CUT, PAPER, COLLAGE and BEADS: SIENNA SHIELDS INVISIBLE WOMAN Whitewall Magazine

This is the last week to see Sienna Shields’ stunning show “Invisible Woman,” on view now through February 6 at Kruger Gallery in Chicago. Shields paintings span several years, made from acrylic colored paper cut into fragments and pieces, later collaged onto canvas. In person, each piece has a surprising depth, with visible layers, washes, and strokes coming together to create a striking composition. Themes of nature and fragmentation can be found in Shields’ work, made in a somewhat meditative state. As a member of The Yams collective (also known as HowDoYouSayYaminAfrican?), Shields has long lived and worked in a collective environment. Her collage paintings and bead sculptures—also on view at Kruger—offer the artist a manageable way to work within a sometimes chaotic and crowded environment. Whitewallspoke with the artist, who splits her time between New York and Alaska.

WHITEWALL: The paintings on view are compositions made up of pieces of paper you’ve washed in acrylic paint and cut to use, sometimes years later. How did you start working in this way?

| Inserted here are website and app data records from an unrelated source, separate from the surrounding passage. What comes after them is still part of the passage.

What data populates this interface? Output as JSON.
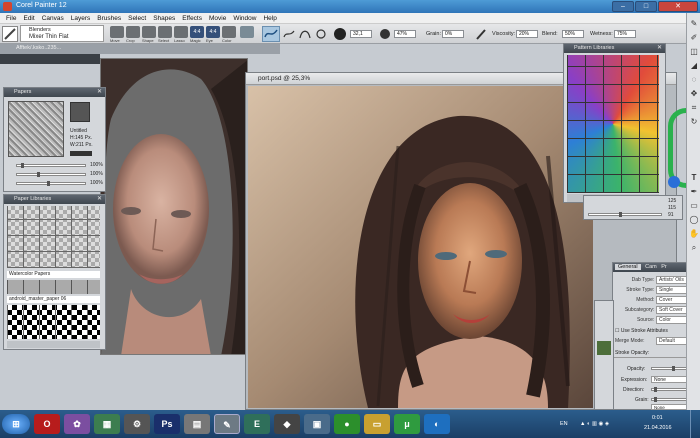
{
  "window": {
    "title": "Corel Painter 12"
  },
  "menu": [
    "File",
    "Edit",
    "Canvas",
    "Layers",
    "Brushes",
    "Select",
    "Shapes",
    "Effects",
    "Movie",
    "Window",
    "Help"
  ],
  "property_bar": {
    "brush_category": "Blenders",
    "brush_variant": "Mixer Thin Flat",
    "tool_icons": [
      "Move",
      "Crop",
      "Shape",
      "Select",
      "Lasso",
      "Magic",
      "Eye",
      "Color"
    ],
    "size_value": "32,1",
    "opacity_value": "47%",
    "grain_label": "Grain:",
    "grain_value": "0%",
    "viscosity_label": "Viscosity:",
    "viscosity_value": "20%",
    "blend_label": "Blend:",
    "blend_value": "50%",
    "wetness_label": "Wetness:",
    "wetness_value": "75%"
  },
  "tabstrip": {
    "label": "Afftek/.ksko..235..."
  },
  "papers_panel": {
    "title": "Papers",
    "paper_name": "Untitled",
    "h_value": "H:145 Px.",
    "w_value": "W:211 Px.",
    "slider1": "100%",
    "slider2": "100%",
    "slider3": "100%"
  },
  "paper_libraries_panel": {
    "title": "Paper Libraries",
    "lib1": "Watercolor Papers",
    "lib2": "android_master_paper 06"
  },
  "main_document": {
    "title": "port.psd @ 25,3%"
  },
  "pattern_libraries_panel": {
    "title": "Pattern Libraries",
    "values": [
      "125",
      "115",
      "91"
    ]
  },
  "general_panel": {
    "tabs": [
      "General",
      "Cam",
      "Pr"
    ],
    "rows": [
      {
        "label": "Dab Type:",
        "value": "Artists' Oils"
      },
      {
        "label": "Stroke Type:",
        "value": "Single"
      },
      {
        "label": "Method:",
        "value": "Cover"
      },
      {
        "label": "Subcategory:",
        "value": "Soft Cover"
      },
      {
        "label": "Source:",
        "value": "Color"
      }
    ],
    "stroke_attr": "Use Stroke Attributes",
    "merge_label": "Merge Mode:",
    "merge_value": "Default",
    "stroke_opacity": "Stroke Opacity:",
    "opacity_label": "Opacity:",
    "expression_label": "Expression:",
    "expression_value": "None",
    "direction_label": "Direction:",
    "grain_label": "Grain:",
    "expression2_value": "None"
  },
  "taskbar": {
    "language": "EN",
    "time": "0:01",
    "date": "21.04.2016"
  },
  "colors": {
    "title_bar": "#2f74b8",
    "panel_header": "#3f464e",
    "taskbar": "#1b3f66",
    "accent_green": "#2ab14d"
  }
}
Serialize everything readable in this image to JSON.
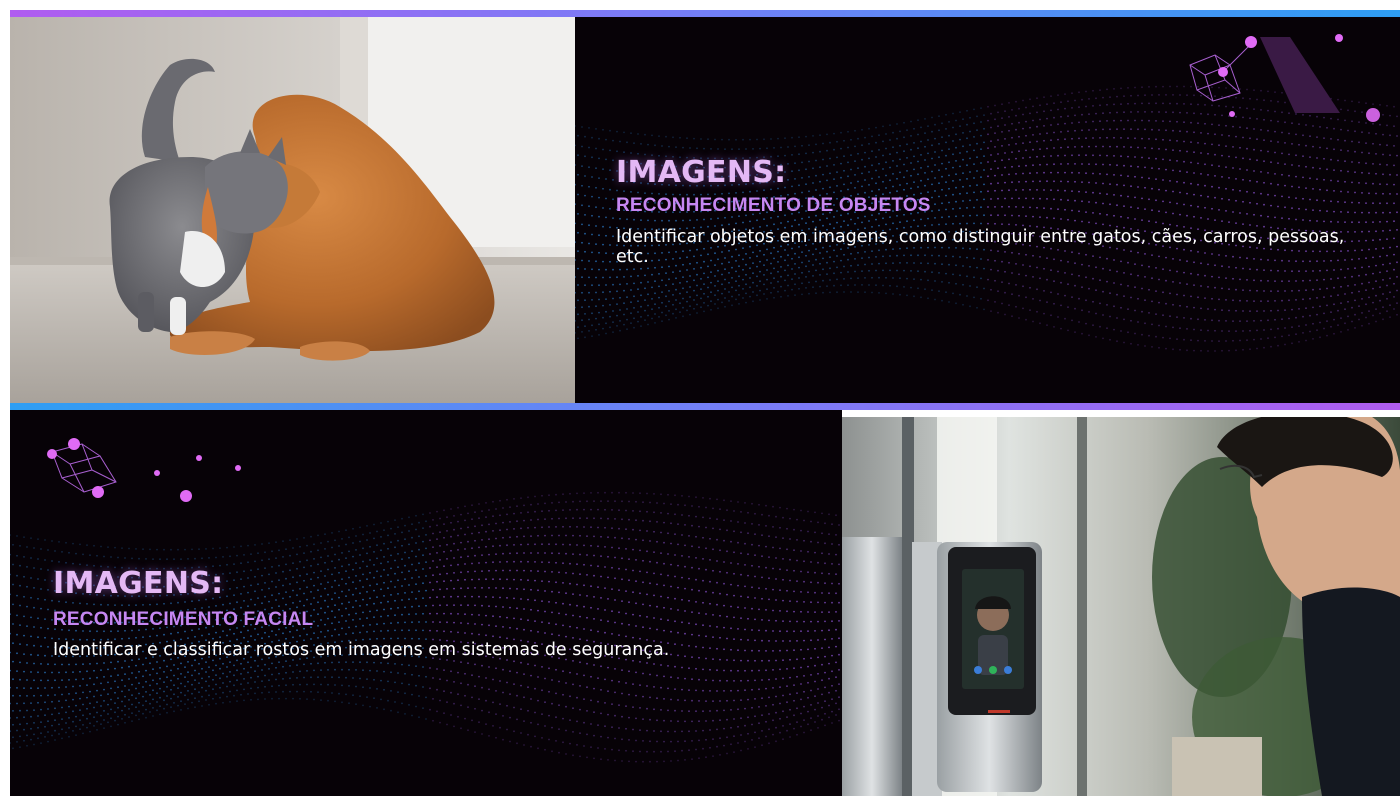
{
  "slide_top": {
    "title": "IMAGENS:",
    "subtitle": "RECONHECIMENTO DE OBJETOS",
    "description": "Identificar objetos em imagens, como distinguir entre gatos, cães, carros, pessoas, etc."
  },
  "slide_bottom": {
    "title": "IMAGENS:",
    "subtitle": "RECONHECIMENTO FACIAL",
    "description": "Identificar e classificar rostos em imagens em sistemas de segurança."
  },
  "colors": {
    "panel_background": "#070207",
    "title": "#e4b8f5",
    "subtitle": "#c687f2",
    "description": "#ffffff",
    "accent_purple": "#b05cf0",
    "accent_blue": "#2e9ef3"
  }
}
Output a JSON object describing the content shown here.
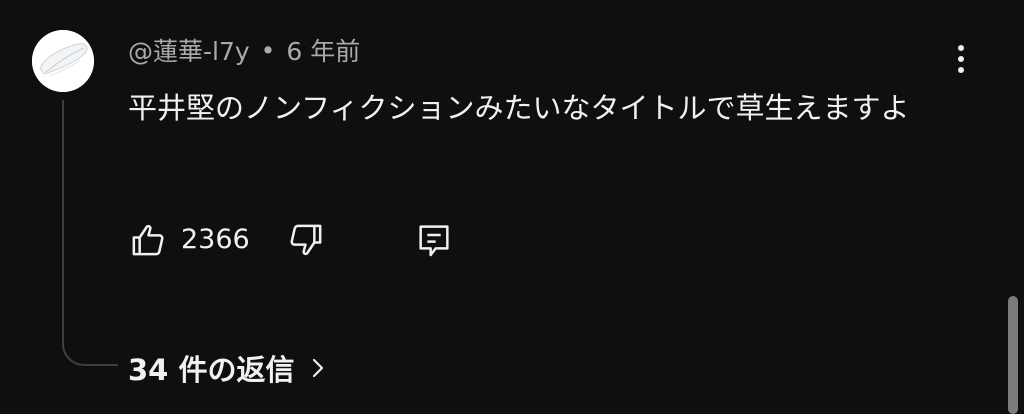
{
  "comment": {
    "author": "@蓮華-l7y",
    "separator": "•",
    "timestamp": "6 年前",
    "text": "平井堅のノンフィクションみたいなタイトルで草生えますよ",
    "like_count": "2366",
    "replies_label": "34 件の返信"
  },
  "icons": {
    "avatar": "avatar-image",
    "more": "more-vert-icon",
    "like": "thumb-up-icon",
    "dislike": "thumb-down-icon",
    "reply": "reply-comment-icon",
    "replies_chevron": "chevron-right-icon"
  },
  "colors": {
    "background": "#0f0f0f",
    "text_primary": "#f1f1f1",
    "text_secondary": "#aaaaaa",
    "thread_line": "#3f3f3f"
  }
}
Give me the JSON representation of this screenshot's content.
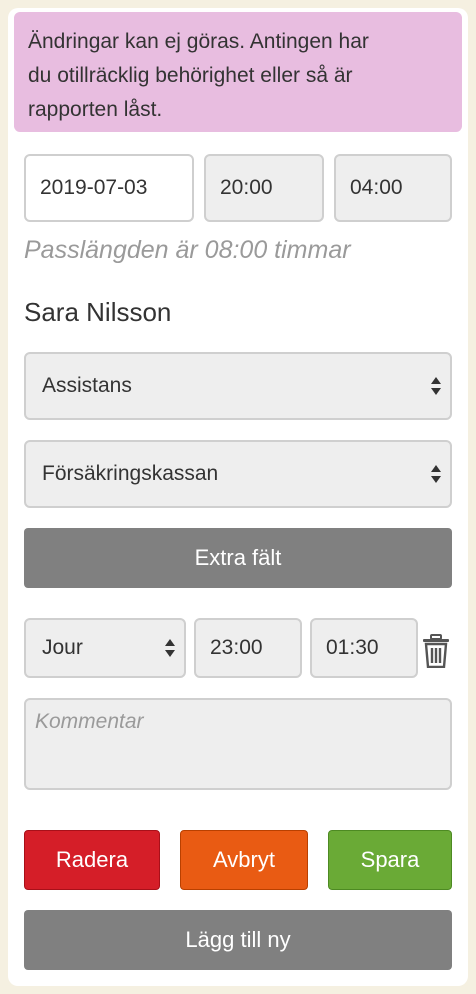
{
  "notice": {
    "line1": "Ändringar kan ej göras. Antingen har",
    "line2": "du otillräcklig behörighet eller så är",
    "line3": "rapporten låst."
  },
  "shift": {
    "date": "2019-07-03",
    "start_time": "20:00",
    "end_time": "04:00",
    "duration_text": "Passlängden är 08:00 timmar"
  },
  "person": {
    "name": "Sara Nilsson"
  },
  "selects": {
    "type": "Assistans",
    "payer": "Försäkringskassan"
  },
  "extra_fields_label": "Extra fält",
  "row": {
    "kind": "Jour",
    "start": "23:00",
    "end": "01:30",
    "delete_icon": "trash-icon"
  },
  "comment": {
    "placeholder": "Kommentar"
  },
  "actions": {
    "delete": "Radera",
    "cancel": "Avbryt",
    "save": "Spara",
    "add_new": "Lägg till ny"
  },
  "colors": {
    "notice_bg": "#e8bde0",
    "delete": "#d51e28",
    "cancel": "#e95b13",
    "save": "#6aaa36",
    "neutral": "#808080"
  }
}
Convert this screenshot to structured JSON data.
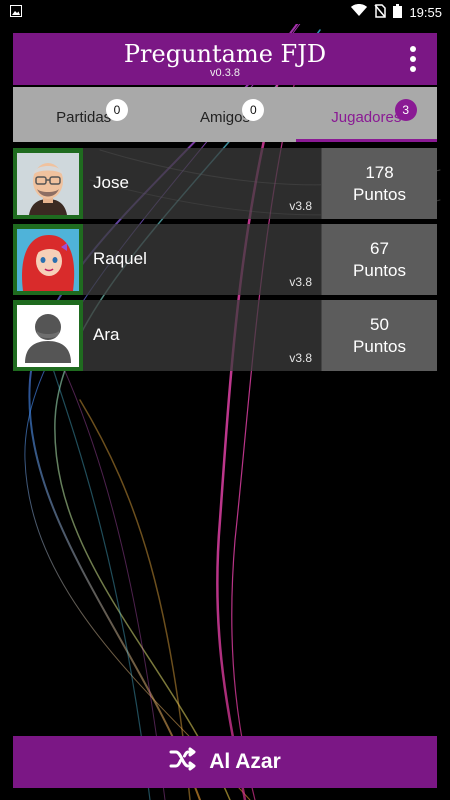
{
  "status_bar": {
    "time": "19:55",
    "icons": [
      "image-notification-icon",
      "wifi-icon",
      "no-sim-icon",
      "battery-icon"
    ]
  },
  "app_bar": {
    "title": "Preguntame FJD",
    "version": "v0.3.8",
    "menu_icon": "more-vert-icon"
  },
  "tabs": [
    {
      "label": "Partidas",
      "count": "0",
      "active": false
    },
    {
      "label": "Amigos",
      "count": "0",
      "active": false
    },
    {
      "label": "Jugadores",
      "count": "3",
      "active": true
    }
  ],
  "players": [
    {
      "name": "Jose",
      "version": "v3.8",
      "points": "178",
      "points_label": "Puntos",
      "avatar": "cartoon-man-avatar"
    },
    {
      "name": "Raquel",
      "version": "v3.8",
      "points": "67",
      "points_label": "Puntos",
      "avatar": "mermaid-avatar"
    },
    {
      "name": "Ara",
      "version": "v3.8",
      "points": "50",
      "points_label": "Puntos",
      "avatar": "default-user-avatar"
    }
  ],
  "random_button": {
    "label": "Al Azar",
    "icon": "shuffle-icon"
  },
  "colors": {
    "primary": "#7b1785",
    "accent": "#8a1a94",
    "tab_bg": "#a9a9a9",
    "avatar_frame": "#1f6b1f",
    "score_bg": "#5c5c5c"
  }
}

SIENNA SHIELDS: I started painting this way in 1998, after college. Honestly, I just literally couldn’t afford the paint. I noticed that if I used a wash, I could stretch the paint. And then, I really liked the process. I do these washes, I crinkle the paper, I tear the paper, and then I iron, I do a reverse imprint on another piece of paper…I keep on building up the layers until I get to different textures and colors and designs. It becomes a really introspective, solitary process, but I can do it around anyone and anywhere.

WW: So this technique allows you to be present in what’s going on around you, but also inside your own head.

SS: It’s a way of being. I get to be taken out of the crazy world around me, but I can still have one foot in it while working. In that way, it’s a balance.

WW: And is that out of necessity from the environment you’re often working in?

SS: Yes, because I’ve lived in collectives for most of my adult life. I have lived with anywhere between 5 and 24 people. When you get up into living with 7 to 20-something people, it’s just a lot of energy and chaos.

WW: So you’re making these pieces while you’re around a lot of other people, while things are going on around you.

SS: Yes. I like to keep my hands busy, and it steals my mind. In a way, each work is like a diary of my life, because it acts as my own personal side of things. When I look at [each part] I can pick out memories. Suddenly I remember the people that were around and the incidents and the conversations. That’s my own personal side, for the paintings. It’s not what everyone else sees.

WW: Some of the works in the show, though all untitled, feel like they are referencing nature, maybe your time spent in Alaska?

SS: I don’t plan for any image to be in it, but what happens is that eventually, it turns out that way.  I like to try to have as many different possible images pop out. That’s how I know, “Oh, this one’s done.” Because I’m satisfied with the amount of reading that I’m getting off of it. Like, “Okay, this is a fun puzzle.”

WW: Can you tell us about the beaded sculpture work that is also on view?

SS: Anywhere I go, whether I’m going to the hair store, the 99-cent store, I’m always looking for beads. You’ll find different colors in different places in the world. I’m not always hauling paint around, but I can be beading anywhere. I can bead in bed. I bead on the plane. I’ve been beading forever, all my life. When I first got into using beads, I was doing long DNA strips, making the beads look like DNA coils. I was thinking about how all this pollution with plastic is in our DNA now. But there’s also the imprint of colonialism and getting the raw deal in our DNA.

Beads are fascinating to me. As a child, when you learn really simple history, like, “This group of people traded all this land and this mountain for some glass beads,” we think, “Huh? Are you crazy?” But, I mean, people in the future will look back at us and think, “Wow, you traded your privacy for the ability to keep an app?” It’s really about the value that gets put on things. It’s also about the craftsmanship that comes out of beadwork, and about beads being a vehicle for prayer. I like the question that challenges what beads are.

“Invisible Woman” is on view through February 6.

 February 4, 2016